§ **Your goal**: Here the job is to print all of the entries below verbatim and leave out any picture.

§ **Input**:
=== Section Start ===
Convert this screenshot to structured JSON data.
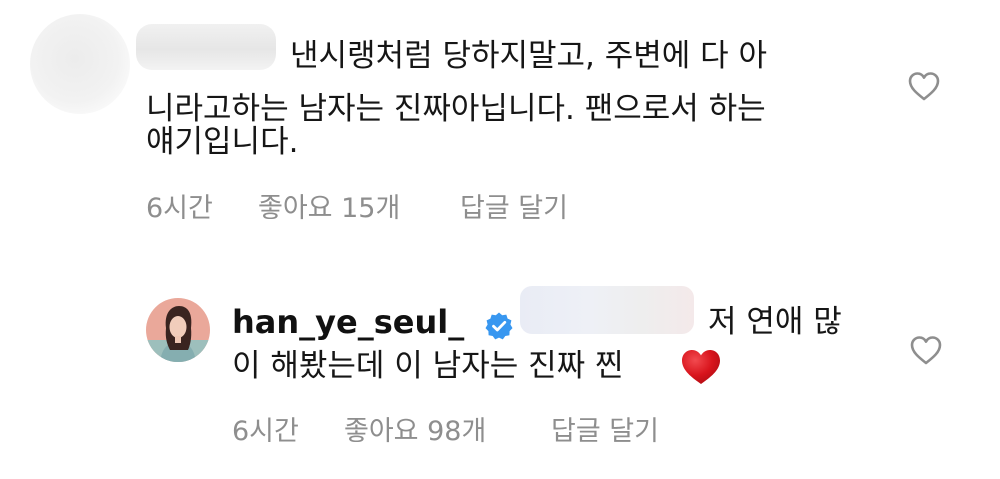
{
  "comments": [
    {
      "text_line1": "낸시랭처럼 당하지말고, 주변에 다 아",
      "text_line2": "니라고하는 남자는 진짜아닙니다. 팬으로서 하는",
      "text_line3": "얘기입니다.",
      "time": "6시간",
      "likes": "좋아요 15개",
      "reply": "답글 달기",
      "like_icon": "heart-outline-icon"
    },
    {
      "username": "han_ye_seul_",
      "verified_icon": "verified-badge-icon",
      "text_line1": "저 연애 많",
      "text_line2": "이 해봤는데 이 남자는 진짜 찐",
      "emoji": "red-heart-emoji",
      "time": "6시간",
      "likes": "좋아요 98개",
      "reply": "답글 달기",
      "like_icon": "heart-outline-icon"
    }
  ],
  "colors": {
    "text": "#161616",
    "meta": "#8e8e8e",
    "verified": "#3897f0",
    "heart_emoji": "#d8141c"
  }
}
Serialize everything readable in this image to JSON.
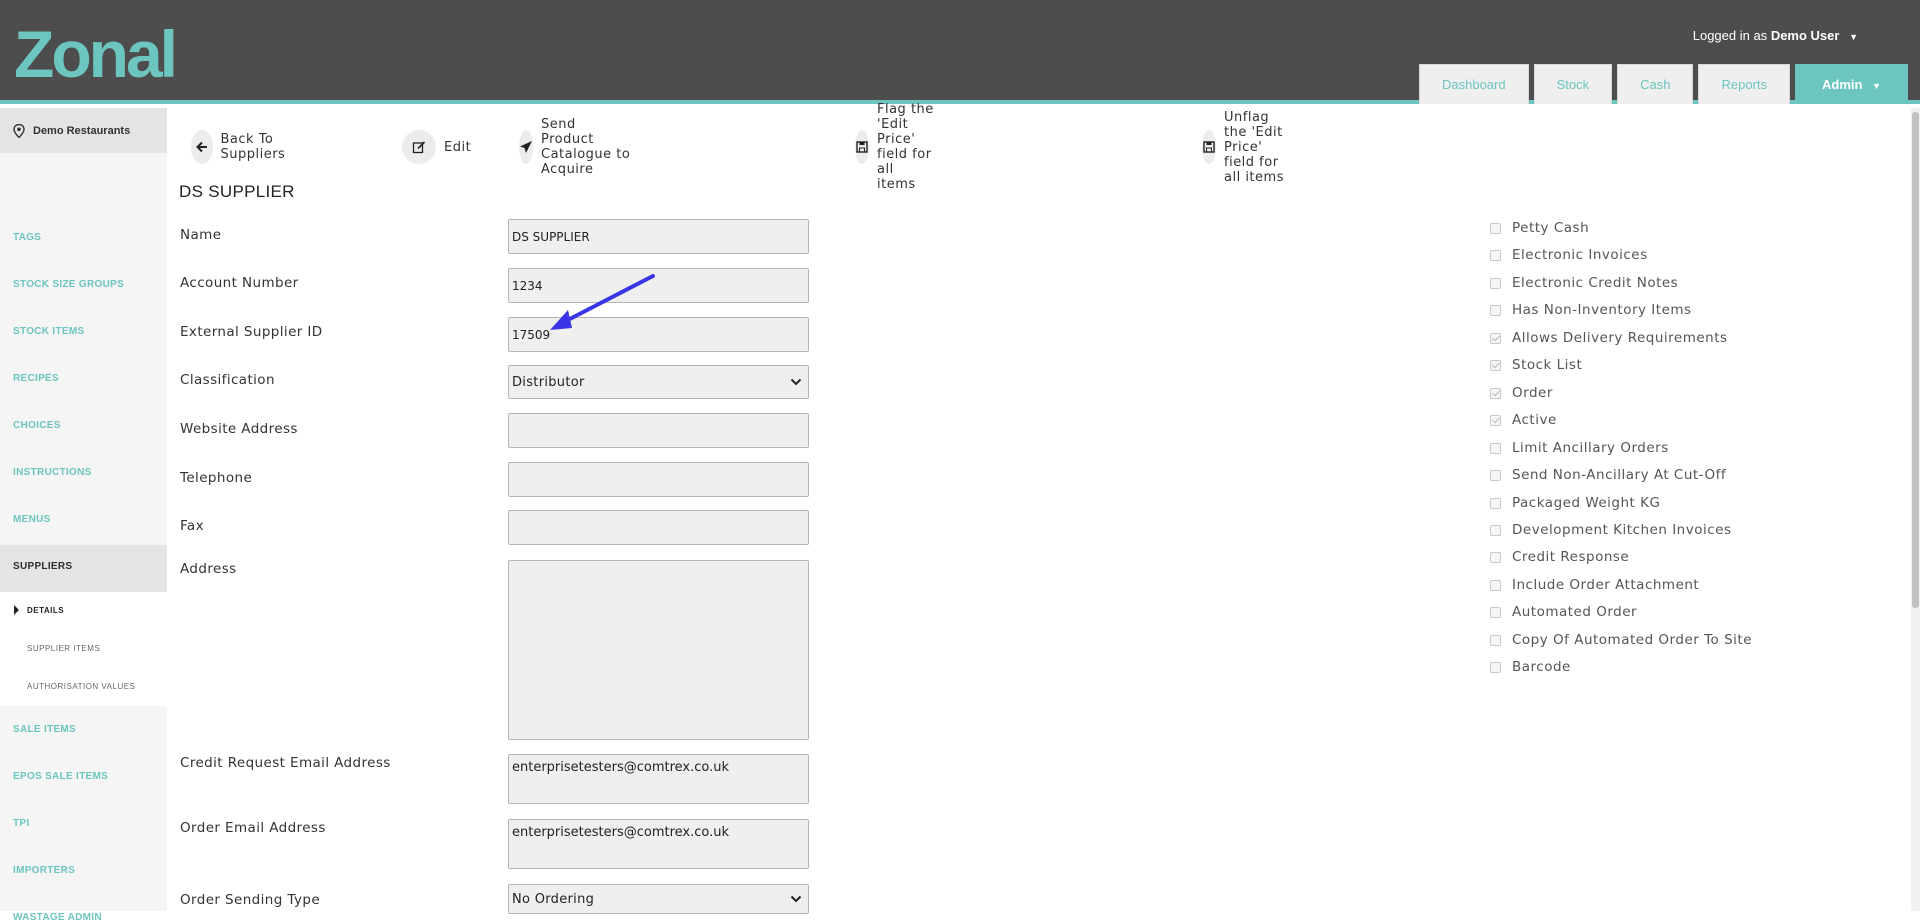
{
  "header": {
    "logo_text": "Zonal",
    "logged_prefix": "Logged in as",
    "logged_user": "Demo User",
    "nav": [
      {
        "label": "Dashboard"
      },
      {
        "label": "Stock"
      },
      {
        "label": "Cash"
      },
      {
        "label": "Reports"
      },
      {
        "label": "Admin"
      }
    ]
  },
  "sidebar": {
    "site_name": "Demo Restaurants",
    "items": [
      {
        "label": "TAGS"
      },
      {
        "label": "STOCK SIZE GROUPS"
      },
      {
        "label": "STOCK ITEMS"
      },
      {
        "label": "RECIPES"
      },
      {
        "label": "CHOICES"
      },
      {
        "label": "INSTRUCTIONS"
      },
      {
        "label": "MENUS"
      },
      {
        "label": "SUPPLIERS"
      },
      {
        "label": "SALE ITEMS"
      },
      {
        "label": "EPOS SALE ITEMS"
      },
      {
        "label": "TPI"
      },
      {
        "label": "IMPORTERS"
      },
      {
        "label": "WASTAGE ADMIN"
      }
    ],
    "sub_items": [
      {
        "label": "DETAILS"
      },
      {
        "label": "SUPPLIER ITEMS"
      },
      {
        "label": "AUTHORISATION VALUES"
      }
    ]
  },
  "toolbar": {
    "back": "Back To Suppliers",
    "edit": "Edit",
    "send": "Send Product Catalogue to Acquire",
    "flag": "Flag the 'Edit Price' field for all items",
    "unflag": "Unflag the 'Edit Price' field for all items"
  },
  "form": {
    "title": "DS SUPPLIER",
    "name_label": "Name",
    "name_value": "DS SUPPLIER",
    "account_label": "Account Number",
    "account_value": "1234",
    "external_label": "External Supplier ID",
    "external_value": "17509",
    "classification_label": "Classification",
    "classification_value": "Distributor",
    "website_label": "Website Address",
    "website_value": "",
    "telephone_label": "Telephone",
    "telephone_value": "",
    "fax_label": "Fax",
    "fax_value": "",
    "address_label": "Address",
    "address_value": "",
    "credit_email_label": "Credit Request Email Address",
    "credit_email_value": "enterprisetesters@comtrex.co.uk",
    "order_email_label": "Order Email Address",
    "order_email_value": "enterprisetesters@comtrex.co.uk",
    "order_sending_label": "Order Sending Type",
    "order_sending_value": "No Ordering"
  },
  "checkboxes": [
    {
      "label": "Petty Cash",
      "checked": false
    },
    {
      "label": "Electronic Invoices",
      "checked": false
    },
    {
      "label": "Electronic Credit Notes",
      "checked": false
    },
    {
      "label": "Has Non-Inventory Items",
      "checked": false
    },
    {
      "label": "Allows Delivery Requirements",
      "checked": true
    },
    {
      "label": "Stock List",
      "checked": true
    },
    {
      "label": "Order",
      "checked": true
    },
    {
      "label": "Active",
      "checked": true
    },
    {
      "label": "Limit Ancillary Orders",
      "checked": false
    },
    {
      "label": "Send Non-Ancillary At Cut-Off",
      "checked": false
    },
    {
      "label": "Packaged Weight KG",
      "checked": false
    },
    {
      "label": "Development Kitchen Invoices",
      "checked": false
    },
    {
      "label": "Credit Response",
      "checked": false
    },
    {
      "label": "Include Order Attachment",
      "checked": false
    },
    {
      "label": "Automated Order",
      "checked": false
    },
    {
      "label": "Copy Of Automated Order To Site",
      "checked": false
    },
    {
      "label": "Barcode",
      "checked": false
    }
  ],
  "colors": {
    "accent": "#6cc5bf",
    "header_bg": "#4d4d4d",
    "annotation_arrow": "#3b35e8"
  }
}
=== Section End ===
§ **Solution to this problem**:
Convert this screenshot to structured JSON data.
{
  "comments": [
    {
      "text_line1": "낸시랭처럼 당하지말고, 주변에 다 아",
      "text_line2": "니라고하는 남자는 진짜아닙니다. 팬으로서 하는",
      "text_line3": "얘기입니다.",
      "time": "6시간",
      "likes": "좋아요 15개",
      "reply": "답글 달기",
      "like_icon": "heart-outline-icon"
    },
    {
      "username": "han_ye_seul_",
      "verified_icon": "verified-badge-icon",
      "text_line1": "저 연애 많",
      "text_line2": "이 해봤는데 이 남자는 진짜 찐",
      "emoji": "red-heart-emoji",
      "time": "6시간",
      "likes": "좋아요 98개",
      "reply": "답글 달기",
      "like_icon": "heart-outline-icon"
    }
  ],
  "colors": {
    "text": "#161616",
    "meta": "#8e8e8e",
    "verified": "#3897f0",
    "heart_emoji": "#d8141c"
  }
}
Serialize everything readable in this image to JSON.
{
  "header": {
    "logo_text": "Zonal",
    "logged_prefix": "Logged in as",
    "logged_user": "Demo User",
    "nav": [
      {
        "label": "Dashboard"
      },
      {
        "label": "Stock"
      },
      {
        "label": "Cash"
      },
      {
        "label": "Reports"
      },
      {
        "label": "Admin"
      }
    ]
  },
  "sidebar": {
    "site_name": "Demo Restaurants",
    "items": [
      {
        "label": "TAGS"
      },
      {
        "label": "STOCK SIZE GROUPS"
      },
      {
        "label": "STOCK ITEMS"
      },
      {
        "label": "RECIPES"
      },
      {
        "label": "CHOICES"
      },
      {
        "label": "INSTRUCTIONS"
      },
      {
        "label": "MENUS"
      },
      {
        "label": "SUPPLIERS"
      },
      {
        "label": "SALE ITEMS"
      },
      {
        "label": "EPOS SALE ITEMS"
      },
      {
        "label": "TPI"
      },
      {
        "label": "IMPORTERS"
      },
      {
        "label": "WASTAGE ADMIN"
      }
    ],
    "sub_items": [
      {
        "label": "DETAILS"
      },
      {
        "label": "SUPPLIER ITEMS"
      },
      {
        "label": "AUTHORISATION VALUES"
      }
    ]
  },
  "toolbar": {
    "back": "Back To Suppliers",
    "edit": "Edit",
    "send": "Send Product Catalogue to Acquire",
    "flag": "Flag the 'Edit Price' field for all items",
    "unflag": "Unflag the 'Edit Price' field for all items"
  },
  "form": {
    "title": "DS SUPPLIER",
    "name_label": "Name",
    "name_value": "DS SUPPLIER",
    "account_label": "Account Number",
    "account_value": "1234",
    "external_label": "External Supplier ID",
    "external_value": "17509",
    "classification_label": "Classification",
    "classification_value": "Distributor",
    "website_label": "Website Address",
    "website_value": "",
    "telephone_label": "Telephone",
    "telephone_value": "",
    "fax_label": "Fax",
    "fax_value": "",
    "address_label": "Address",
    "address_value": "",
    "credit_email_label": "Credit Request Email Address",
    "credit_email_value": "enterprisetesters@comtrex.co.uk",
    "order_email_label": "Order Email Address",
    "order_email_value": "enterprisetesters@comtrex.co.uk",
    "order_sending_label": "Order Sending Type",
    "order_sending_value": "No Ordering"
  },
  "checkboxes": [
    {
      "label": "Petty Cash",
      "checked": false
    },
    {
      "label": "Electronic Invoices",
      "checked": false
    },
    {
      "label": "Electronic Credit Notes",
      "checked": false
    },
    {
      "label": "Has Non-Inventory Items",
      "checked": false
    },
    {
      "label": "Allows Delivery Requirements",
      "checked": true
    },
    {
      "label": "Stock List",
      "checked": true
    },
    {
      "label": "Order",
      "checked": true
    },
    {
      "label": "Active",
      "checked": true
    },
    {
      "label": "Limit Ancillary Orders",
      "checked": false
    },
    {
      "label": "Send Non-Ancillary At Cut-Off",
      "checked": false
    },
    {
      "label": "Packaged Weight KG",
      "checked": false
    },
    {
      "label": "Development Kitchen Invoices",
      "checked": false
    },
    {
      "label": "Credit Response",
      "checked": false
    },
    {
      "label": "Include Order Attachment",
      "checked": false
    },
    {
      "label": "Automated Order",
      "checked": false
    },
    {
      "label": "Copy Of Automated Order To Site",
      "checked": false
    },
    {
      "label": "Barcode",
      "checked": false
    }
  ],
  "colors": {
    "accent": "#6cc5bf",
    "header_bg": "#4d4d4d",
    "annotation_arrow": "#3b35e8"
  }
}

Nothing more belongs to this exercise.